Try it —
Where in the data does the word "icon" appear? Find those lines and copy them.

Component data from apps and pages —
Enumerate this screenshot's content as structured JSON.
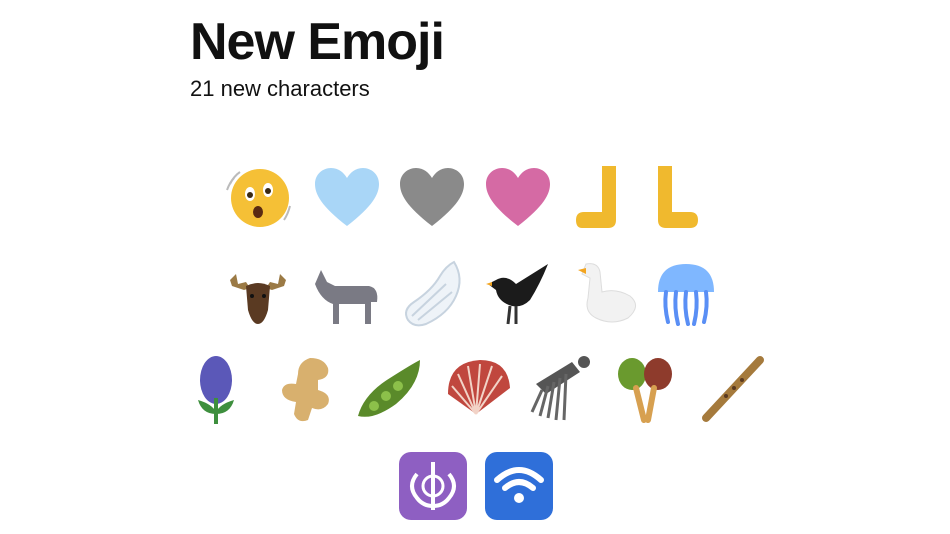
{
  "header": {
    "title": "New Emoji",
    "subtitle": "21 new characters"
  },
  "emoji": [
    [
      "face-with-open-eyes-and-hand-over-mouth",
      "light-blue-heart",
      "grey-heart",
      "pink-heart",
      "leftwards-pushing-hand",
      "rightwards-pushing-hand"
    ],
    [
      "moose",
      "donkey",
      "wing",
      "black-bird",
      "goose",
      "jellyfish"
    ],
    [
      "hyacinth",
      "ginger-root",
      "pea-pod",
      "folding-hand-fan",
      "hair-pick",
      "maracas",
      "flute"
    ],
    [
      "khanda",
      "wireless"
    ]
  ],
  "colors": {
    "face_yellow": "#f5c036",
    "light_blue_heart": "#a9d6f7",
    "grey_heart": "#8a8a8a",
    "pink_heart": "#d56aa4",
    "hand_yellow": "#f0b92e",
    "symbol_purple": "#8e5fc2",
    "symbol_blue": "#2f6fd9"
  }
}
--
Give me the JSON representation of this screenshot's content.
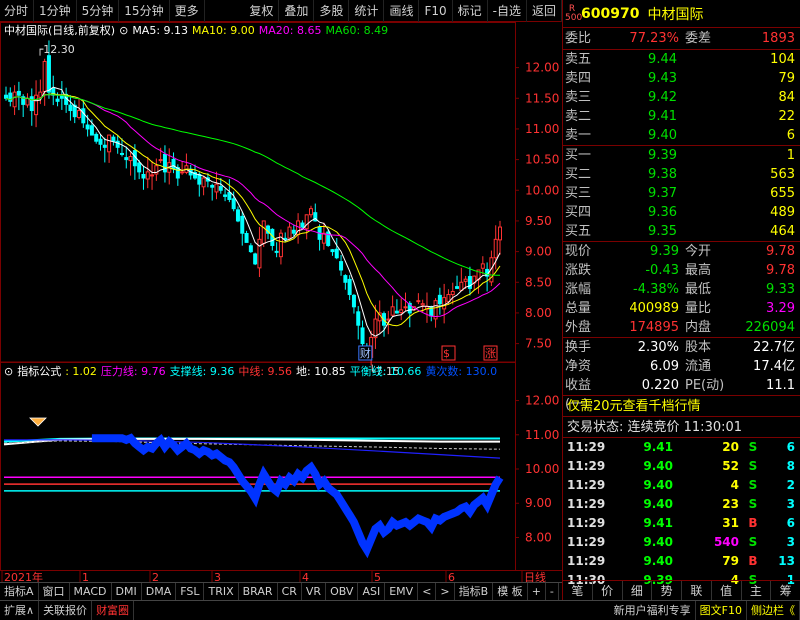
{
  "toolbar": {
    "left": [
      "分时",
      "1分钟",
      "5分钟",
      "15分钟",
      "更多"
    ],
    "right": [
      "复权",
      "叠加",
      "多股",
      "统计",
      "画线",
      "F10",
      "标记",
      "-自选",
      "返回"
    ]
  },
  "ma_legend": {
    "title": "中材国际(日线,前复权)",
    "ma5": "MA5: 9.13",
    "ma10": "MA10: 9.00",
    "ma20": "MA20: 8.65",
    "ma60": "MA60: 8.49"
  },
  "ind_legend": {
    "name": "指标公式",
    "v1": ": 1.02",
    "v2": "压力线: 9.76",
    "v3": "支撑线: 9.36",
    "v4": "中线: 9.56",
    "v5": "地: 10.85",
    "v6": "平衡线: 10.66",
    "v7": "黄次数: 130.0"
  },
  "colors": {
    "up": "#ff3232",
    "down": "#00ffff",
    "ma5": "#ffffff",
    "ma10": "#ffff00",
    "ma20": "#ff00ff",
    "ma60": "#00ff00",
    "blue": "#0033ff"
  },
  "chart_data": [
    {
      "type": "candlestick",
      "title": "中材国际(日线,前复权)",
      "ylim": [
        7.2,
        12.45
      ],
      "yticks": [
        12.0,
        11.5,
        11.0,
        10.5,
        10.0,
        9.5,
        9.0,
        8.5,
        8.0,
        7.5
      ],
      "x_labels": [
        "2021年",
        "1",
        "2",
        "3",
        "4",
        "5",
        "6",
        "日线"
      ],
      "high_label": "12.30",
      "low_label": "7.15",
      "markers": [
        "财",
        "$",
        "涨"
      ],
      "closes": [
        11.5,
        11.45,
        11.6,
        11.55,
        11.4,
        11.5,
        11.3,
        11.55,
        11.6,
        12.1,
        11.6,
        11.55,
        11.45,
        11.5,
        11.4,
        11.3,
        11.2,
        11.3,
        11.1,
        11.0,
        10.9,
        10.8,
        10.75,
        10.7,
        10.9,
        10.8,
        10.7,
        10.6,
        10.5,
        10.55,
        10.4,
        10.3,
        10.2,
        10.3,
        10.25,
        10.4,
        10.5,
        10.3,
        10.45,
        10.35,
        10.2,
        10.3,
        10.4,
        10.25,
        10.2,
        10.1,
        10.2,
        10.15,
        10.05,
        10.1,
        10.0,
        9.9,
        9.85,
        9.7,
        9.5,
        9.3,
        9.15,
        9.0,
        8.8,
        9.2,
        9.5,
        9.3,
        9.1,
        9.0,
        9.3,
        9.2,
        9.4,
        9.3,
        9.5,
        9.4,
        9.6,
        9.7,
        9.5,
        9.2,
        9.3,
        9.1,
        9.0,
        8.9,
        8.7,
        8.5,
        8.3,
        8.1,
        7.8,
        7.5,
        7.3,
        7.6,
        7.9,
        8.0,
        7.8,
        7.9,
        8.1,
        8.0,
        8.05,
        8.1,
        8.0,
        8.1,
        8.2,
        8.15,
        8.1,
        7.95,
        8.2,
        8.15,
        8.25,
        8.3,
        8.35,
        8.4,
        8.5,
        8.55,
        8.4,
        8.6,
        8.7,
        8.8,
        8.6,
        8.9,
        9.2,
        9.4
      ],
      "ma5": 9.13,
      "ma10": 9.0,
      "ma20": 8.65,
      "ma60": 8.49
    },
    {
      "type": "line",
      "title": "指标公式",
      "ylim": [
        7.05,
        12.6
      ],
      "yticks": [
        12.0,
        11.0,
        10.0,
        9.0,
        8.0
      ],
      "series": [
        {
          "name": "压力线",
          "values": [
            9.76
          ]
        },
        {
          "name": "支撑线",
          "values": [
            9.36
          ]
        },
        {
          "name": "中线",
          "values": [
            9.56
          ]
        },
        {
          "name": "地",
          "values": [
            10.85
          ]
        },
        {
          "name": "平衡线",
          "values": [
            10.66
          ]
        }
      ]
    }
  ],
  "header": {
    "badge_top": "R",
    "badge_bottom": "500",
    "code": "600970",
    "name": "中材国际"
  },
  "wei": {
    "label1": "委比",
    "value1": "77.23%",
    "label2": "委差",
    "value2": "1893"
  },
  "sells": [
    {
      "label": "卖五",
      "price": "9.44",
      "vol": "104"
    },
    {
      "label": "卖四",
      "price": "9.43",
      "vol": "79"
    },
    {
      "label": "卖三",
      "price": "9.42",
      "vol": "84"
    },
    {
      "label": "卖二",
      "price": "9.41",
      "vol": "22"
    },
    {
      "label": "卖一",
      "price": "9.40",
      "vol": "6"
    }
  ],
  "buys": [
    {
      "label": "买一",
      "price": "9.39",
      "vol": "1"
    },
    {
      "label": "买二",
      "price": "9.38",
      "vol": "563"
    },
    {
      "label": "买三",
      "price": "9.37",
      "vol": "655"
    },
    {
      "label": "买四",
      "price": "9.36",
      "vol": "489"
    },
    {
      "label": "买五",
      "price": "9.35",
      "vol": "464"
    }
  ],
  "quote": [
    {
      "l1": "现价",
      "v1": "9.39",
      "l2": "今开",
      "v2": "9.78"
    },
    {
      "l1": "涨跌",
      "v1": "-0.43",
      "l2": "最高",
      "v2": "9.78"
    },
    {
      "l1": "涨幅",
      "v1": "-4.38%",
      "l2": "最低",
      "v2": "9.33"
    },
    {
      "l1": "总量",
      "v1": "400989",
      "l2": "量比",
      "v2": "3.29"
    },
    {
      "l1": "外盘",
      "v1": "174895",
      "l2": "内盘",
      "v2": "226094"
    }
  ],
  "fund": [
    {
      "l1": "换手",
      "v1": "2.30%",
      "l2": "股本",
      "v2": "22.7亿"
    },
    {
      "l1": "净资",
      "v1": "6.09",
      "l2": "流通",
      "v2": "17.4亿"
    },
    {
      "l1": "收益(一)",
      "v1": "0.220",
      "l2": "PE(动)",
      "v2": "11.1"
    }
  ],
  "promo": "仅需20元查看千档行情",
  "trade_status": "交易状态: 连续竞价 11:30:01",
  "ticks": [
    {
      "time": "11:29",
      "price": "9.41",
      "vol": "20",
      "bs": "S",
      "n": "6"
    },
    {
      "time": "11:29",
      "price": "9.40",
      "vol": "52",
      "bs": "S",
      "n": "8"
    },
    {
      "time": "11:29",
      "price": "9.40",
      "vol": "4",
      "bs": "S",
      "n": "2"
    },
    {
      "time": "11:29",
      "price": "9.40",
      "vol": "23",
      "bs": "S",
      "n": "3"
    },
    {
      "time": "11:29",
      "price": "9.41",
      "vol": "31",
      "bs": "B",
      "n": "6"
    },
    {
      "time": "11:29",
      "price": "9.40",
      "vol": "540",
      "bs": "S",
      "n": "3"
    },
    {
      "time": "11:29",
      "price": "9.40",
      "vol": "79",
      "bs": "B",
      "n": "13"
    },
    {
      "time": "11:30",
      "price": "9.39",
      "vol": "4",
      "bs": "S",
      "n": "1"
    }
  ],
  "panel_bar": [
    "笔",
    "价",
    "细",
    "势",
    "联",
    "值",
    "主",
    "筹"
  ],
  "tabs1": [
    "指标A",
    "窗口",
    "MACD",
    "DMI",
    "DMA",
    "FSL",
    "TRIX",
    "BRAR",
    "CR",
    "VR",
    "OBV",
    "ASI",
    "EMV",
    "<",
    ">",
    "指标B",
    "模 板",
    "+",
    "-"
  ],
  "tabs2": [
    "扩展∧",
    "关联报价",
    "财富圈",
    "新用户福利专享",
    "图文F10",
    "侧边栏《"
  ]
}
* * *
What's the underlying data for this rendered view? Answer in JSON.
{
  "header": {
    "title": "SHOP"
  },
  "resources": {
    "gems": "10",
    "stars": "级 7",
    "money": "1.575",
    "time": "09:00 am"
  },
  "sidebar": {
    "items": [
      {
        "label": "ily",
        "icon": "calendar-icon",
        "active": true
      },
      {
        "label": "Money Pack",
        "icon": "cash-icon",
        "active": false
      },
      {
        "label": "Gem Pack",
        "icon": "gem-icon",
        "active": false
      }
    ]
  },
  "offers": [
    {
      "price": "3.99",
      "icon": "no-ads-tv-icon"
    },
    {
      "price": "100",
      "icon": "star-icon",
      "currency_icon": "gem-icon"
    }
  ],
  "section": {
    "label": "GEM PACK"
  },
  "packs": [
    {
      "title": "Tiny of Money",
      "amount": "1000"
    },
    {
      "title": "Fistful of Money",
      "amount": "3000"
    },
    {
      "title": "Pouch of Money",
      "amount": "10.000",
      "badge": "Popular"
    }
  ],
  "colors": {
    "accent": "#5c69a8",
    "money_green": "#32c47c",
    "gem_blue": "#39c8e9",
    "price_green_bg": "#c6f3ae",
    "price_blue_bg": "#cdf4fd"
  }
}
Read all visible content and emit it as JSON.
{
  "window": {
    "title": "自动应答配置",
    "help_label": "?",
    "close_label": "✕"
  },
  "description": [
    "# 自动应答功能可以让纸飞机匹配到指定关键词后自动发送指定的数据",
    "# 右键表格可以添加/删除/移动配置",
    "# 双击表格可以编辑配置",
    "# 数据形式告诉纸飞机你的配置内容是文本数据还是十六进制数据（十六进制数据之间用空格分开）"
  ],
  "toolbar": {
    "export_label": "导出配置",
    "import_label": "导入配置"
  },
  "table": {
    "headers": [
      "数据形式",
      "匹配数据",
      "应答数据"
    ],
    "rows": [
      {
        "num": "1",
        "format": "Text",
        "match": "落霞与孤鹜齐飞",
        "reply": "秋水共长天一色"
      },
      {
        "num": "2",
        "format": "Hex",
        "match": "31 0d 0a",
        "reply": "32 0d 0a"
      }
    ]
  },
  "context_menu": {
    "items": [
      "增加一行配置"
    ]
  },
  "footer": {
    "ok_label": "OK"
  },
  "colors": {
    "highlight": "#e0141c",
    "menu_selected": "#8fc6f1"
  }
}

Result of this task —
        "icon": "calendar-icon",
        "icon": "cash-icon",
        "icon": "gem-icon",
      "icon": "no-ads-tv-icon"
      "icon": "star-icon",
      "currency_icon": "gem-icon"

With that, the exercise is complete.